"CSIR-NEERI has not carried out any such study at the site in question," the letter added.

The letter was in response to questions raised by Manoj Misra of Yamuna Jiye Abhiyan, a campaign to revive the polluted Yamuna river.

Misra had filed the petition in the NGT asking it to shut down the AOL event. The event, which was held from 11-13 March, was found guilty of damaging the environment by the NGT and ordered to pay an initial compensation of Rs 5 crore.

AOL founder Sri Sri Ravi Shankar publicly refused to pay the fine, eventually paying an initial installment of Rs 25 lakh.

During the festival, Shankar received support from both central and state governments. While Prime Minister Narendra Modi inaugurated the event, the home minister and external affairs ministers, besides the Delhi deputy chief minister, were present on Day 2. On the final day, Delhi Chief Minister Arvind Kejriwal attended.

Armed with Kumar's report, and the NEERI tag attached to it, AOL supporters (including BJP MP Maheish Girri) had taken to social media to vent against NGT and environmentalists.

AOL supporters like BJP MP Maheish Girri used Rakesh Kumar's views to slam NGT & environmentalists

Girri tweeted on 18 March, when an article about the report appeared on Firstpost: "Hello NGT: 'World Culture Festival did not damage Yamuna floodplain': NEERI expert gives Art of Living clean chit". The event venue falls in Girri's constituency.

Also read: A-Z of the row surrounding Sri Sri Ravishankar's World Culture Festival

On Tuesday morning, TV Mohandas Pai tweeted: "World Culture Festival didn't damage Yamuna floodplain,says NEERI Exposing lies of Environ fundamentalists"

The floodplains are known to recharge groundwater. They also support a fragile wetland ecology, which includes ponds, grasses and reeds.

The allegations against the festival include that it "compacted" the floodplains, which stops percolation of water.

Floodplains also help control floods. The floodplains are submerged when the Yamuna floods, and flattening is feared to cause the water to spill over into the city.

Kumar allegedly wrote in his report that the AOL event caused no damage to the floodplains. For this he cited the fact that car wheels were partly sinking into the mud. He also said that since the 7-acre stage at the event did not involve digging, there would be "no lasting effect".

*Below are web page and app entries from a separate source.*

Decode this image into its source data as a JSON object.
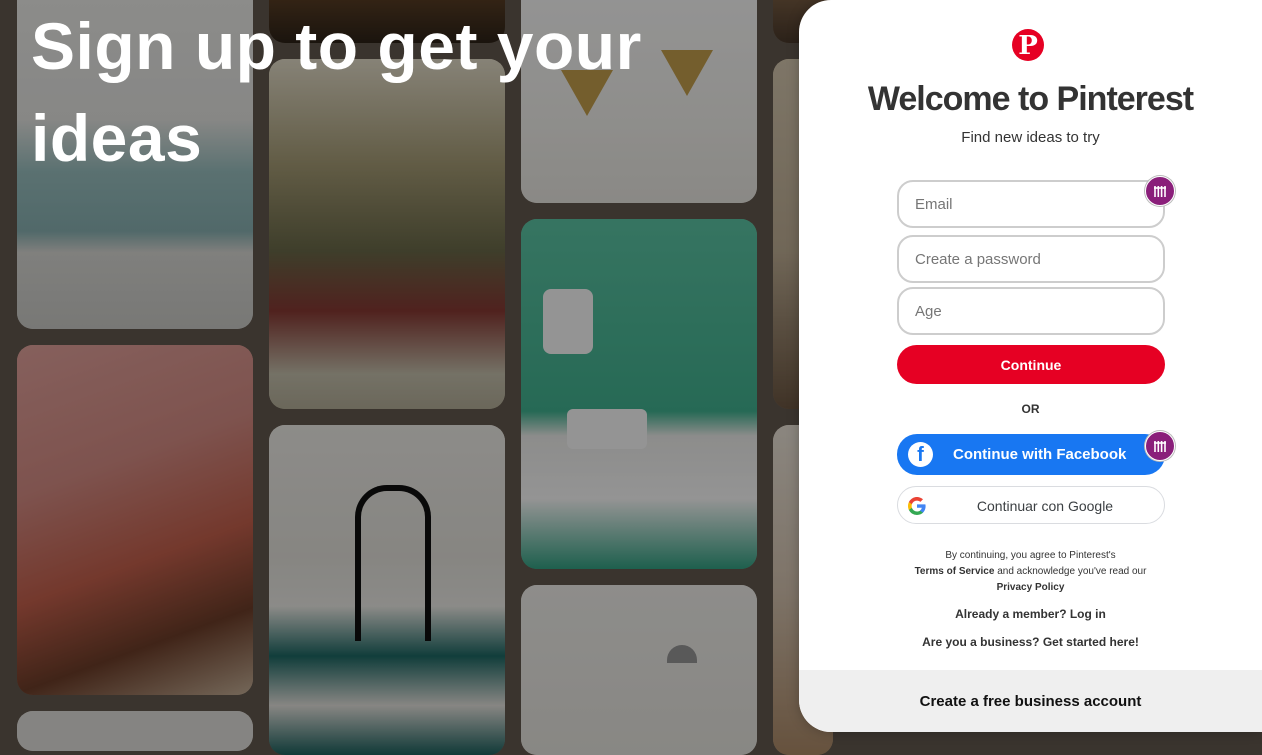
{
  "hero": {
    "title": "Sign up to get your ideas"
  },
  "card": {
    "logo_letter": "P",
    "title": "Welcome to Pinterest",
    "subtitle": "Find new ideas to try",
    "email_placeholder": "Email",
    "password_placeholder": "Create a password",
    "age_placeholder": "Age",
    "continue_label": "Continue",
    "or_label": "OR",
    "facebook_label": "Continue with Facebook",
    "google_label": "Continuar con Google",
    "terms_prefix": "By continuing, you agree to Pinterest's",
    "terms_link": "Terms of Service",
    "terms_middle": "and acknowledge you've read our",
    "privacy_link": "Privacy Policy",
    "already_member": "Already a member? Log in",
    "business_question": "Are you a business?  Get started here!",
    "business_account": "Create a free business account"
  },
  "colors": {
    "brand_red": "#e60023",
    "facebook_blue": "#1877f2",
    "extension_badge": "#8a1f7a"
  },
  "icons": [
    "pinterest-logo-icon",
    "facebook-icon",
    "google-icon",
    "password-manager-icon"
  ]
}
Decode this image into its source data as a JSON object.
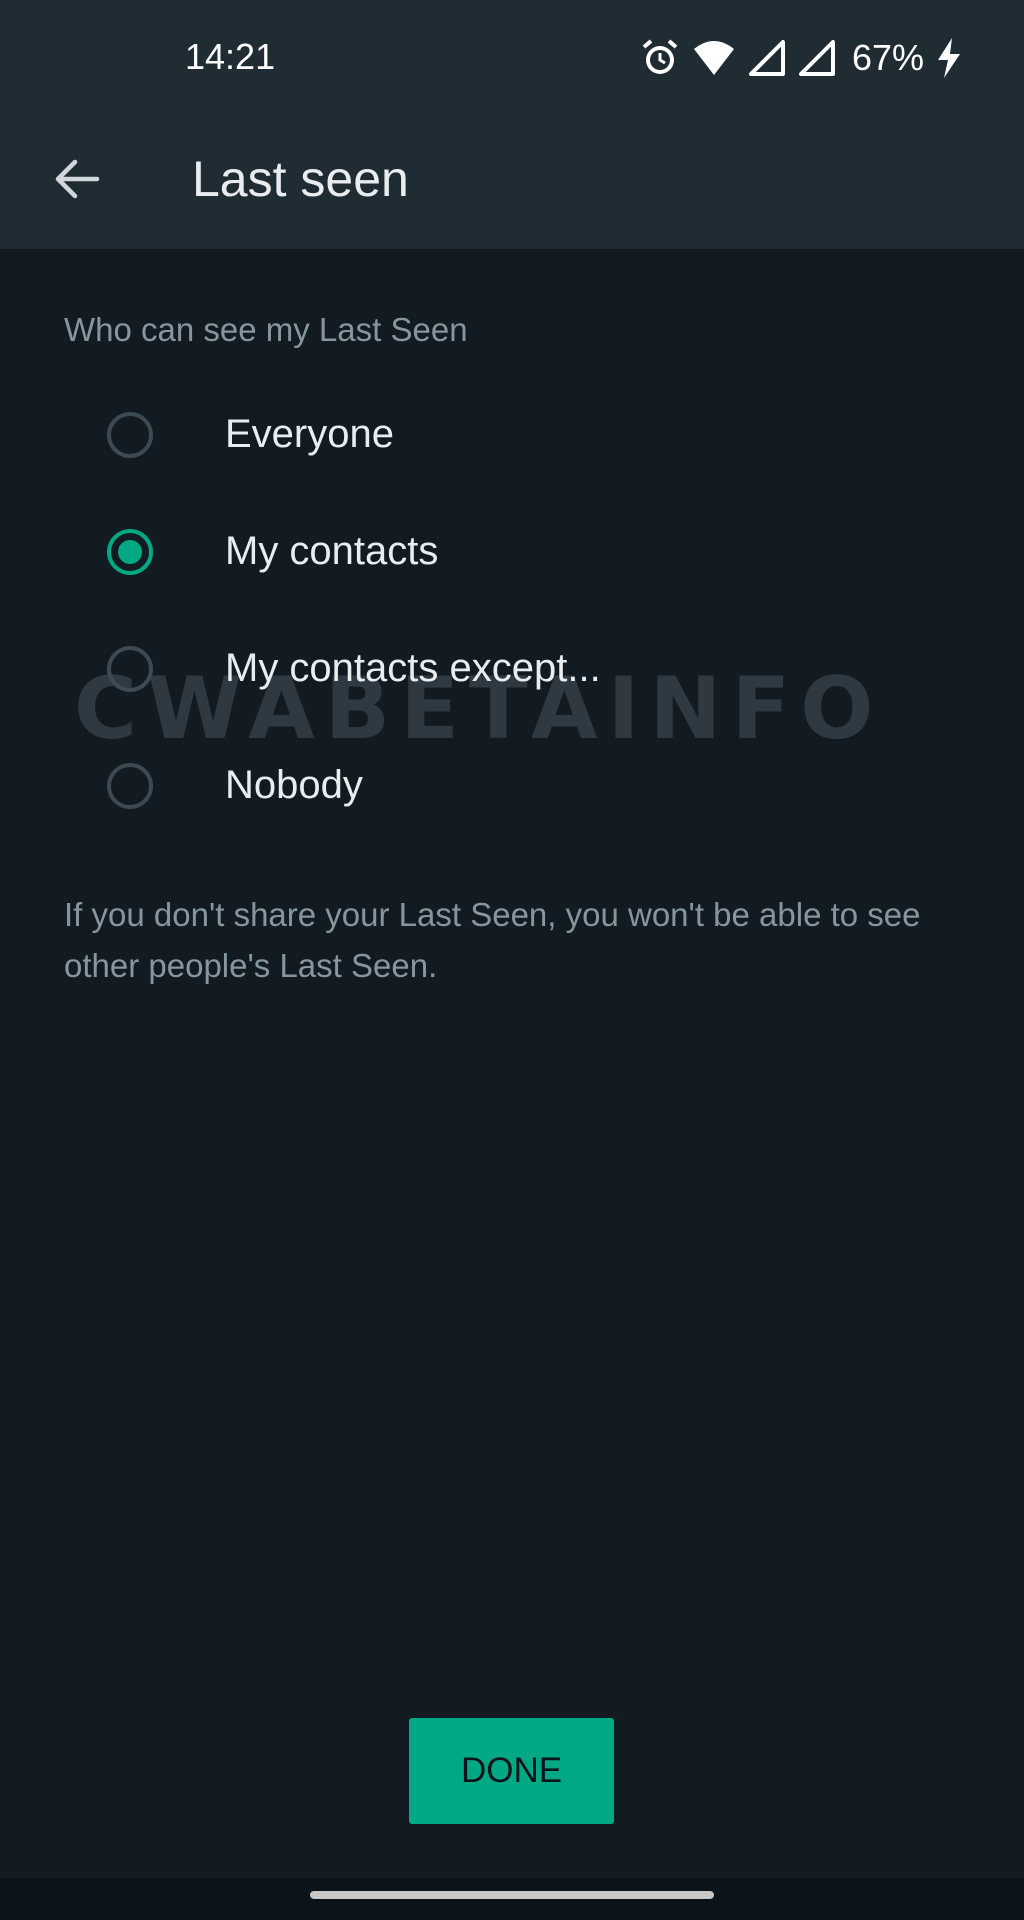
{
  "status_bar": {
    "time": "14:21",
    "battery": "67%",
    "icons": [
      "alarm-icon",
      "wifi-icon",
      "signal-icon",
      "signal-icon",
      "charging-bolt-icon"
    ]
  },
  "app_bar": {
    "back_icon": "arrow-left-icon",
    "title": "Last seen"
  },
  "section_header": "Who can see my Last Seen",
  "options": [
    {
      "label": "Everyone",
      "selected": false
    },
    {
      "label": "My contacts",
      "selected": true
    },
    {
      "label": "My contacts except...",
      "selected": false
    },
    {
      "label": "Nobody",
      "selected": false
    }
  ],
  "footnote": "If you don't share your Last Seen, you won't be able to see other people's Last Seen.",
  "watermark": "CWABETAINFO",
  "done_label": "DONE",
  "colors": {
    "accent": "#00a884",
    "background": "#121b22",
    "app_bar": "#1f2c34",
    "primary_text": "#e9edef",
    "secondary_text": "#8696a0"
  }
}
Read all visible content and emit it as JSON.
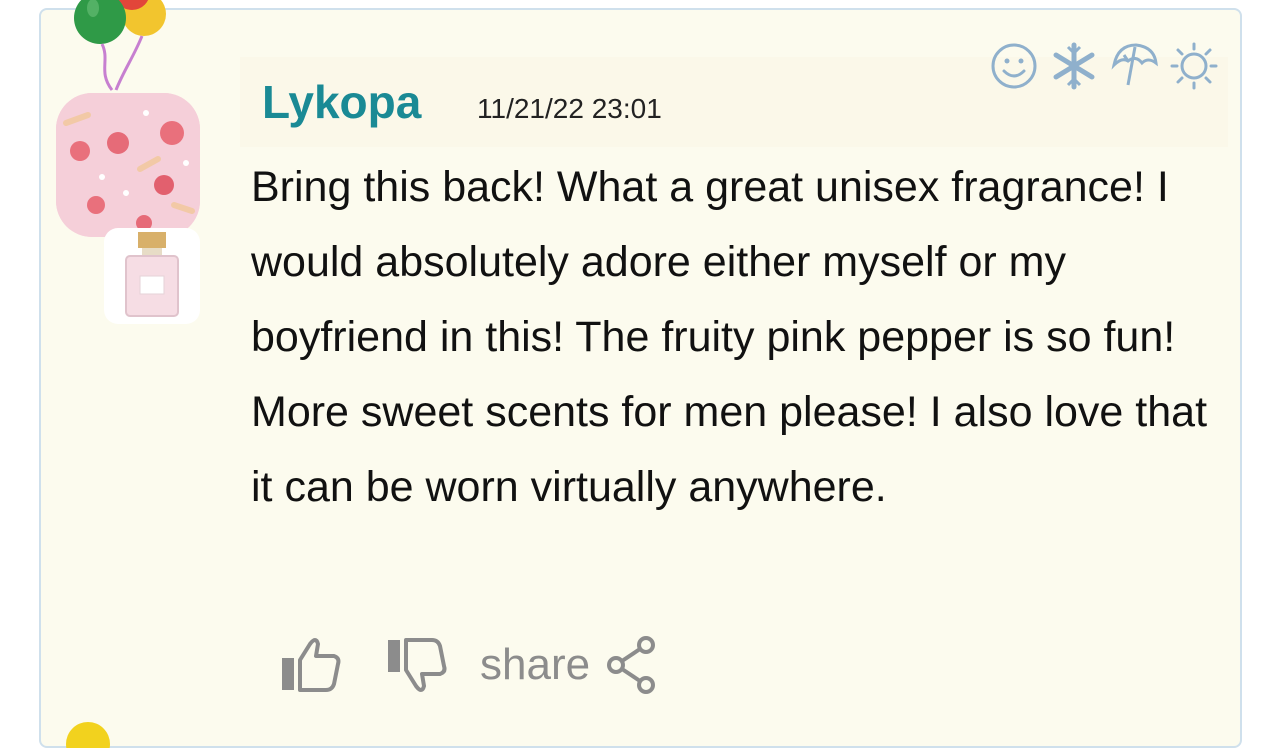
{
  "comment": {
    "username": "Lykopa",
    "timestamp": "11/21/22 23:01",
    "text": "Bring this back! What a great unisex fragrance! I would absolutely adore either myself or my boyfriend in this! The fruity pink pepper is so fun! More sweet scents for men please! I also love that it can be worn virtually anywhere."
  },
  "season_icons": [
    "smiley-icon",
    "snowflake-icon",
    "umbrella-icon",
    "sun-icon"
  ],
  "actions": {
    "share_label": "share",
    "icons": [
      "thumbs-up-icon",
      "thumbs-down-icon",
      "share-icon"
    ]
  },
  "colors": {
    "card_bg": "#fcfbee",
    "card_border": "#cfe0ec",
    "username": "#1a8a95",
    "icon_blue": "#8fb0cc",
    "action_gray": "#8c8c8c"
  }
}
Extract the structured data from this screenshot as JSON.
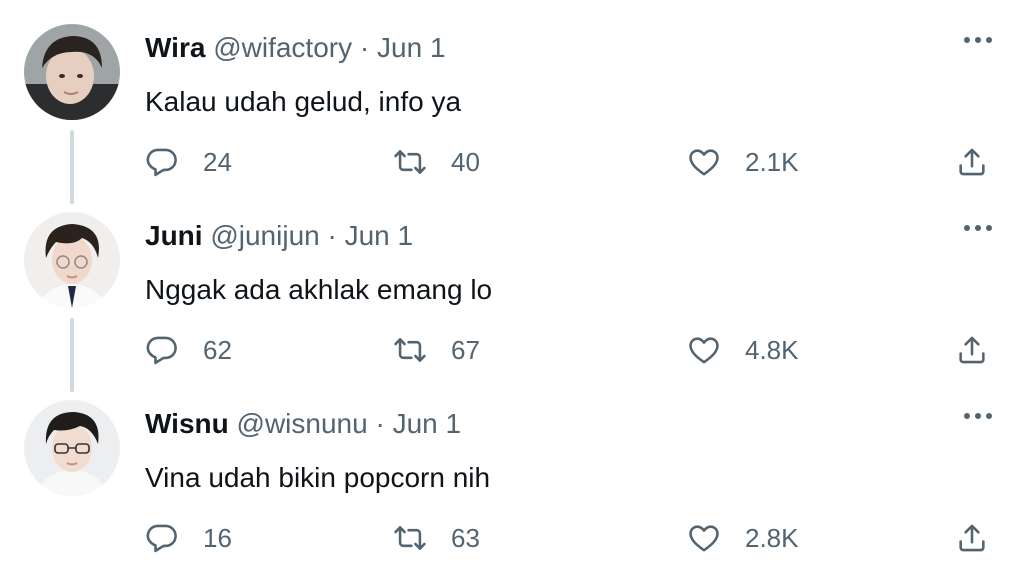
{
  "theme": {
    "text": "#0f1419",
    "secondary": "#536471",
    "thread_line": "#cfd9de"
  },
  "tweets": [
    {
      "name": "Wira",
      "handle": "@wifactory",
      "separator": "·",
      "date": "Jun 1",
      "text": "Kalau udah gelud, info ya",
      "replies": "24",
      "retweets": "40",
      "likes": "2.1K"
    },
    {
      "name": "Juni",
      "handle": "@junijun",
      "separator": "·",
      "date": "Jun 1",
      "text": "Nggak ada akhlak emang lo",
      "replies": "62",
      "retweets": "67",
      "likes": "4.8K"
    },
    {
      "name": "Wisnu",
      "handle": "@wisnunu",
      "separator": "·",
      "date": "Jun 1",
      "text": "Vina udah bikin popcorn nih",
      "replies": "16",
      "retweets": "63",
      "likes": "2.8K"
    }
  ],
  "icons": {
    "reply": "reply-icon",
    "retweet": "retweet-icon",
    "like": "heart-icon",
    "share": "share-icon",
    "more": "more-icon"
  }
}
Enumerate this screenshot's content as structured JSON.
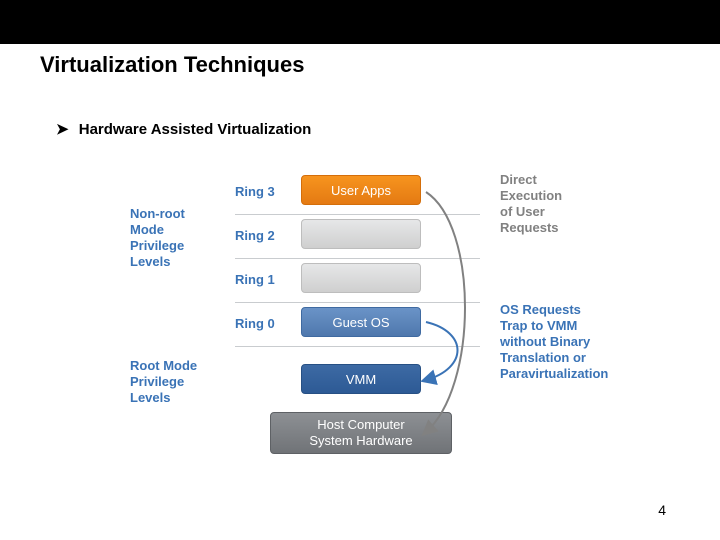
{
  "title": "Virtualization Techniques",
  "bullet": {
    "marker": "➤",
    "text": "Hardware Assisted Virtualization"
  },
  "left_labels": {
    "nonroot": "Non-root\nMode\nPrivilege\nLevels",
    "root": "Root Mode\nPrivilege\nLevels"
  },
  "rings": {
    "r3": "Ring 3",
    "r2": "Ring 2",
    "r1": "Ring 1",
    "r0": "Ring 0"
  },
  "boxes": {
    "user_apps": "User Apps",
    "guest_os": "Guest OS",
    "vmm": "VMM",
    "hw_line1": "Host Computer",
    "hw_line2": "System Hardware"
  },
  "right_labels": {
    "direct": "Direct\nExecution\nof User\nRequests",
    "trap": "OS Requests\nTrap to VMM\nwithout Binary\nTranslation or\nParavirtualization"
  },
  "page_number": "4"
}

Kumar is the head of NEERI's Mumbai Zonal Laboratory. He has an MTech and PhD in environment engineering. According to his profile, he has worked mainly in the field of air pollution, water quality and sewage disposal. He is also a member of the Delhi Government's Parks and Gardens Society.

Edited by Aditya Menon

Also read: Isn't it odd? Even Kejriwal kept quiet on Art of Living damage

First published: 22 March 2016, 11:13 IST
Nihar Gokhale @nihargokhale

Nihar is a reporter with Catch, writing about the environment, water, and other public policy matters. He wrote about stock markets for a business daily before pursuing an interdisciplinary Master's degree in environmental and ecological economics. He likes listening to classical, folk and jazz music and dreams of learning to play the saxophone.